In South Carolina law enforcement officers hold a law enforcement certification and a commission.
The commission, typically issued by the officer’s Sheriff or Chief, grants the law enforcement officer the authority to perform arrests and enforce the laws of the State of South Carolina within a certain jurisdiction.
The law enforcement certification, issued by the Law Enforcement Training Council through the South Carolina Criminal Justice Academy, grants the law enforcement officer authority to enforce the laws and ordinances of this State or any political subdivisions once the officer is deemed qualified by the Law Enforcement Training Council.
The Training Act and corresponding regulations allow the Law Enforcement Training Council to withdraw and/or deny certification to an officer if the officer has committed misconduct as defined in S.C. Reg. 37-025 and/or 37-026. In the law enforcement community these are commonly known as the
7 Deadly Sins. They are:
1.Conviction, plea of guilt, plea of no contest or admission of guilt (regardless of adjudication) to a felony, a crime punishable by a sentence of one year or more (regardless of the sentence actually imposed, if any), or a crime of moral turpitude in this or any other jurisdiction.
2. Unlawful use of controlled substance
3. Repeated use of excessive force in dealing with the public and/or prisoners.
4. Dangerous and/or unsafe practices involving firearms, weapons, and/or vehicles which indicate a willful or wanton disregard for the safety of persons or property.
5. Physical or psychological abuses of members of the public and/or prisoners.
6. Misrepresentation of employment-related information.
7. Dishonesty with respect to his/her employer, untruthfulness with respect to his/her employer.
You can download your own 7 Deadly Sins sign .
Many officers believe that if they resign, then an allegation of misconduct cannot be made against them. This is incorrect. Most agencies will finish an internal affairs investigation, even if the officer being investigated resigns before the investigation is complete, and, if misconduct has occurred, will report it to the Academy. So, resigning DOES NOT protect you from an allegation of misconduct.
Many officers also believe that as soon as an allegation of misconduct is made, they are entitled to a hearing to challenge the allegation. This is not true. The Law Enforcement Training Council does not have jurisdiction to determine if someone can be certified and/or recertified unless they have a law enforcement employer sponsoring their certification. So, if an allegation of misconduct has been made against you and you want to return to law enforcement, the first step you must take is obtaining a law enforcement employer to sponsor your certification.
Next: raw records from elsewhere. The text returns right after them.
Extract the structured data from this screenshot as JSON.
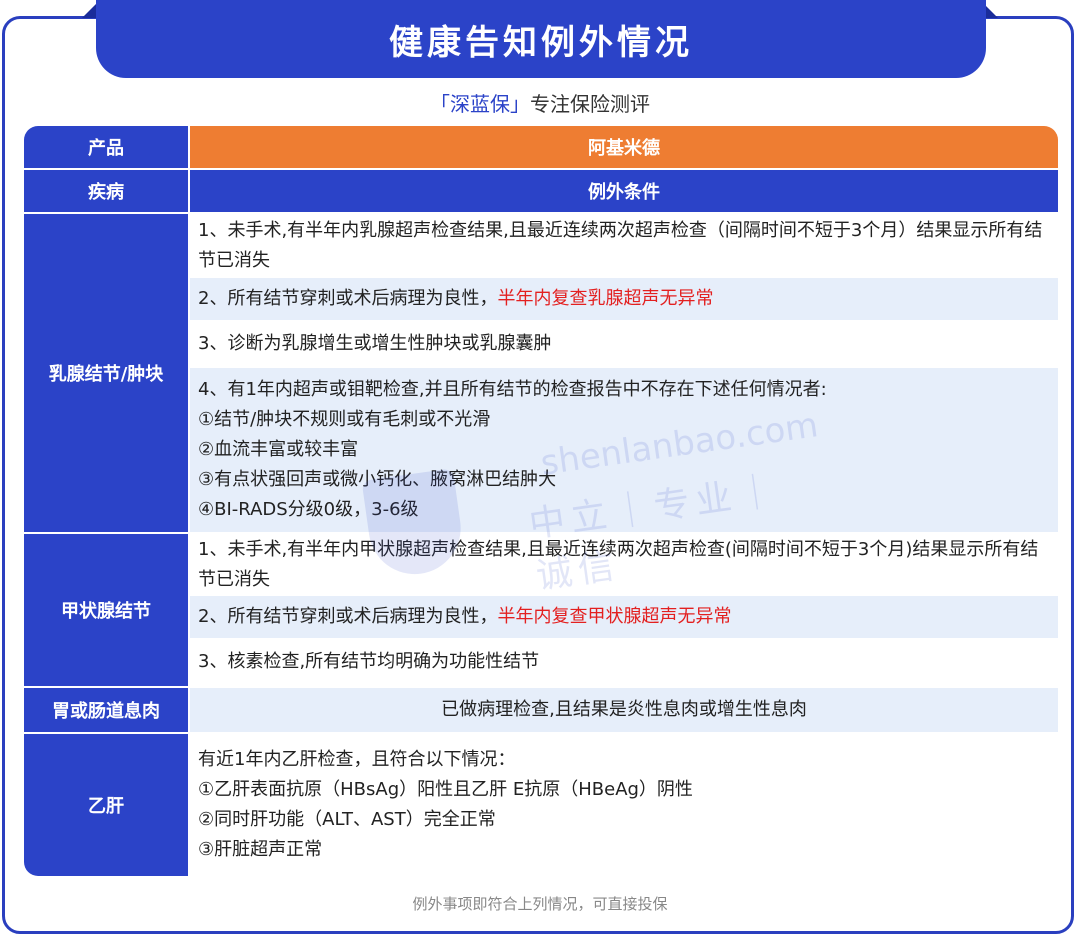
{
  "title": "健康告知例外情况",
  "subtitle": {
    "brand": "「深蓝保」",
    "tagline": "专注保险测评"
  },
  "watermark": {
    "line1": "shenlanbao.com",
    "line2": "中立｜专业｜诚信"
  },
  "table": {
    "product_label": "产品",
    "product_name": "阿基米德",
    "disease_label": "疾病",
    "condition_label": "例外条件",
    "breast": {
      "label": "乳腺结节/肿块",
      "item1": "1、未手术,有半年内乳腺超声检查结果,且最近连续两次超声检查（间隔时间不短于3个月）结果显示所有结节已消失",
      "item2_prefix": "2、所有结节穿刺或术后病理为良性，",
      "item2_highlight": "半年内复查乳腺超声无异常",
      "item3": "3、诊断为乳腺增生或增生性肿块或乳腺囊肿",
      "item4_lines": [
        "4、有1年内超声或钼靶检查,并且所有结节的检查报告中不存在下述任何情况者:",
        "①结节/肿块不规则或有毛刺或不光滑",
        "②血流丰富或较丰富",
        "③有点状强回声或微小钙化、腋窝淋巴结肿大",
        "④BI-RADS分级0级，3-6级"
      ]
    },
    "thyroid": {
      "label": "甲状腺结节",
      "item1": "1、未手术,有半年内甲状腺超声检查结果,且最近连续两次超声检查(间隔时间不短于3个月)结果显示所有结节已消失",
      "item2_prefix": "2、所有结节穿刺或术后病理为良性，",
      "item2_highlight": "半年内复查甲状腺超声无异常",
      "item3": "3、核素检查,所有结节均明确为功能性结节"
    },
    "polyp": {
      "label": "胃或肠道息肉",
      "text": "已做病理检查,且结果是炎性息肉或增生性息肉"
    },
    "hepatitis": {
      "label": "乙肝",
      "lines": [
        "有近1年内乙肝检查，且符合以下情况：",
        "①乙肝表面抗原（HBsAg）阳性且乙肝 E抗原（HBeAg）阴性",
        "②同时肝功能（ALT、AST）完全正常",
        "③肝脏超声正常"
      ]
    }
  },
  "footer": "例外事项即符合上列情况，可直接投保",
  "colors": {
    "primary_blue": "#2b43c8",
    "orange": "#ee7d32",
    "light_row": "#e6eefa",
    "highlight_red": "#e32020"
  }
}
Individuals with questions or concerns about an allegation of misconduct can reach the misconduct unit staff by e-mailing